GOAL OF THE EXERCISE:
Omit every picture and output the rest of the records exactly as they are.
*** Begin section ***
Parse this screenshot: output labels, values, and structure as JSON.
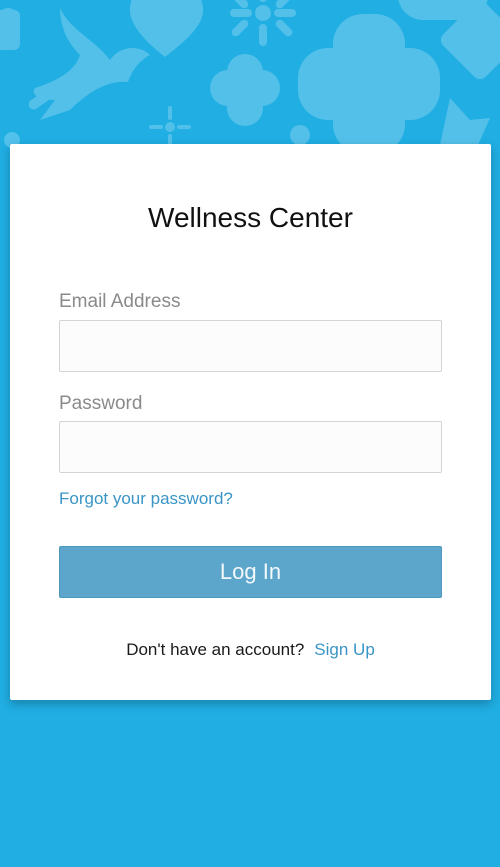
{
  "app": {
    "title": "Wellness Center"
  },
  "form": {
    "email": {
      "label": "Email Address",
      "value": "",
      "placeholder": ""
    },
    "password": {
      "label": "Password",
      "value": "",
      "placeholder": ""
    },
    "forgot_link": "Forgot your password?",
    "login_button": "Log In"
  },
  "signup": {
    "prompt": "Don't have an account?",
    "link": "Sign Up"
  },
  "colors": {
    "background": "#20aee3",
    "pattern": "#5cc4ec",
    "card": "#ffffff",
    "button": "#5ca6cc",
    "link": "#3a95c6"
  },
  "background_icons": [
    "bird-icon",
    "heart-icon",
    "flower-icon",
    "medical-cross-icon",
    "bell-icon",
    "pill-icon"
  ]
}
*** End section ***
REPLY TO THE EXERCISE:
Parse this screenshot: output labels, values, and structure as JSON.
{
  "app": {
    "title": "Wellness Center"
  },
  "form": {
    "email": {
      "label": "Email Address",
      "value": "",
      "placeholder": ""
    },
    "password": {
      "label": "Password",
      "value": "",
      "placeholder": ""
    },
    "forgot_link": "Forgot your password?",
    "login_button": "Log In"
  },
  "signup": {
    "prompt": "Don't have an account?",
    "link": "Sign Up"
  },
  "colors": {
    "background": "#20aee3",
    "pattern": "#5cc4ec",
    "card": "#ffffff",
    "button": "#5ca6cc",
    "link": "#3a95c6"
  },
  "background_icons": [
    "bird-icon",
    "heart-icon",
    "flower-icon",
    "medical-cross-icon",
    "bell-icon",
    "pill-icon"
  ]
}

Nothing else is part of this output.